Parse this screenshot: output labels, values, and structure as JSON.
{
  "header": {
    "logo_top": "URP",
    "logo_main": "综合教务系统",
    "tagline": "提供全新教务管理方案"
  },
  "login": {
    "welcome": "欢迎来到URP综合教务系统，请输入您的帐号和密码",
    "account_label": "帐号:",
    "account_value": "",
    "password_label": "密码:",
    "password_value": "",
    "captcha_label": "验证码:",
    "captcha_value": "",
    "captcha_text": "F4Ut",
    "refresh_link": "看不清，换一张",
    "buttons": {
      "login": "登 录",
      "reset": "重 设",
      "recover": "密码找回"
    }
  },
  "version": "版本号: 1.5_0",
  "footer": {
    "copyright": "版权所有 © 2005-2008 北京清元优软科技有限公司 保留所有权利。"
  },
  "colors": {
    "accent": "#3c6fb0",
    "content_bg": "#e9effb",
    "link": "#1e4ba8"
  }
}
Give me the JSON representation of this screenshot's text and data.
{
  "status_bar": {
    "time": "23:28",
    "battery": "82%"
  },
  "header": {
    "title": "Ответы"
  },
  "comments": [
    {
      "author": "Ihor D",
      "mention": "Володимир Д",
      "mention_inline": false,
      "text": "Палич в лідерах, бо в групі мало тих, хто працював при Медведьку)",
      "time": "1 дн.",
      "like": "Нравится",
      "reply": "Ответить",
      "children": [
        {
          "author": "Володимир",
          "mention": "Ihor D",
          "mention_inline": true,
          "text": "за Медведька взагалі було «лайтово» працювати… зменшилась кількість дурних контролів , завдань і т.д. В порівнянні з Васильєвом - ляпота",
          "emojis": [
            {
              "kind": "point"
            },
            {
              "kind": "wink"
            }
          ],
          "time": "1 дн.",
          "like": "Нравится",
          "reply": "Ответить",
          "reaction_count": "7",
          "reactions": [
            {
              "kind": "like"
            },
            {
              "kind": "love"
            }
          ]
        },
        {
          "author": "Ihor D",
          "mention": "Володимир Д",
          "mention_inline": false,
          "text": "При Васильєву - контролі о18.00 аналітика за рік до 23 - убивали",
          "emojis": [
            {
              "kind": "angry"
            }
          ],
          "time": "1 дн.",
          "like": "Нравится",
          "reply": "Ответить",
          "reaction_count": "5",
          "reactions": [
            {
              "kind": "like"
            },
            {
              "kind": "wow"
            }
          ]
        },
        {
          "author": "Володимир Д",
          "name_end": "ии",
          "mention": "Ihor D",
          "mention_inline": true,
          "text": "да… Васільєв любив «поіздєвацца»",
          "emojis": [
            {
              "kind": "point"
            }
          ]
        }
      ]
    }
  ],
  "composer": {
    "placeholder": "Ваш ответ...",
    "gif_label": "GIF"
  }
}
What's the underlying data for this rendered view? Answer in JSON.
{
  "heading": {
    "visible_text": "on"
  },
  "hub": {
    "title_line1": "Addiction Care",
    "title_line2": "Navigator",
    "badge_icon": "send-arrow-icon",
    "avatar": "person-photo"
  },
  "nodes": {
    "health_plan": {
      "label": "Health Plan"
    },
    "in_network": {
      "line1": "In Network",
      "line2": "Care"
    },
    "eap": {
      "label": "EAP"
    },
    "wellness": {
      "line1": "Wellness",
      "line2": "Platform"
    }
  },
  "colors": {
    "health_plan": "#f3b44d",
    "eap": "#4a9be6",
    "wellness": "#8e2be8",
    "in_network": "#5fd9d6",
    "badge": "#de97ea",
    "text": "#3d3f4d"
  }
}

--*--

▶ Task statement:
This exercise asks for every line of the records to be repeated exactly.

▶ Exercise answer:
Parse this screenshot: output labels, values, and structure as JSON.
{
  "header": {
    "logo_top": "URP",
    "logo_main": "综合教务系统",
    "tagline": "提供全新教务管理方案"
  },
  "login": {
    "welcome": "欢迎来到URP综合教务系统，请输入您的帐号和密码",
    "account_label": "帐号:",
    "account_value": "",
    "password_label": "密码:",
    "password_value": "",
    "captcha_label": "验证码:",
    "captcha_value": "",
    "captcha_text": "F4Ut",
    "refresh_link": "看不清，换一张",
    "buttons": {
      "login": "登 录",
      "reset": "重 设",
      "recover": "密码找回"
    }
  },
  "version": "版本号: 1.5_0",
  "footer": {
    "copyright": "版权所有 © 2005-2008 北京清元优软科技有限公司 保留所有权利。"
  },
  "colors": {
    "accent": "#3c6fb0",
    "content_bg": "#e9effb",
    "link": "#1e4ba8"
  }
}
Give me the JSON representation of this screenshot's text and data.
{
  "status_bar": {
    "time": "23:28",
    "battery": "82%"
  },
  "header": {
    "title": "Ответы"
  },
  "comments": [
    {
      "author": "Ihor D",
      "mention": "Володимир Д",
      "mention_inline": false,
      "text": "Палич в лідерах, бо в групі мало тих, хто працював при Медведьку)",
      "time": "1 дн.",
      "like": "Нравится",
      "reply": "Ответить",
      "children": [
        {
          "author": "Володимир",
          "mention": "Ihor D",
          "mention_inline": true,
          "text": "за Медведька взагалі було «лайтово» працювати… зменшилась кількість дурних контролів , завдань і т.д. В порівнянні з Васильєвом - ляпота",
          "emojis": [
            {
              "kind": "point"
            },
            {
              "kind": "wink"
            }
          ],
          "time": "1 дн.",
          "like": "Нравится",
          "reply": "Ответить",
          "reaction_count": "7",
          "reactions": [
            {
              "kind": "like"
            },
            {
              "kind": "love"
            }
          ]
        },
        {
          "author": "Ihor D",
          "mention": "Володимир Д",
          "mention_inline": false,
          "text": "При Васильєву - контролі о18.00 аналітика за рік до 23 - убивали",
          "emojis": [
            {
              "kind": "angry"
            }
          ],
          "time": "1 дн.",
          "like": "Нравится",
          "reply": "Ответить",
          "reaction_count": "5",
          "reactions": [
            {
              "kind": "like"
            },
            {
              "kind": "wow"
            }
          ]
        },
        {
          "author": "Володимир Д",
          "name_end": "ии",
          "mention": "Ihor D",
          "mention_inline": true,
          "text": "да… Васільєв любив «поіздєвацца»",
          "emojis": [
            {
              "kind": "point"
            }
          ]
        }
      ]
    }
  ],
  "composer": {
    "placeholder": "Ваш ответ...",
    "gif_label": "GIF"
  }
}
What's the underlying data for this rendered view? Answer in JSON.
{
  "heading": {
    "visible_text": "on"
  },
  "hub": {
    "title_line1": "Addiction Care",
    "title_line2": "Navigator",
    "badge_icon": "send-arrow-icon",
    "avatar": "person-photo"
  },
  "nodes": {
    "health_plan": {
      "label": "Health Plan"
    },
    "in_network": {
      "line1": "In Network",
      "line2": "Care"
    },
    "eap": {
      "label": "EAP"
    },
    "wellness": {
      "line1": "Wellness",
      "line2": "Platform"
    }
  },
  "colors": {
    "health_plan": "#f3b44d",
    "eap": "#4a9be6",
    "wellness": "#8e2be8",
    "in_network": "#5fd9d6",
    "badge": "#de97ea",
    "text": "#3d3f4d"
  }
}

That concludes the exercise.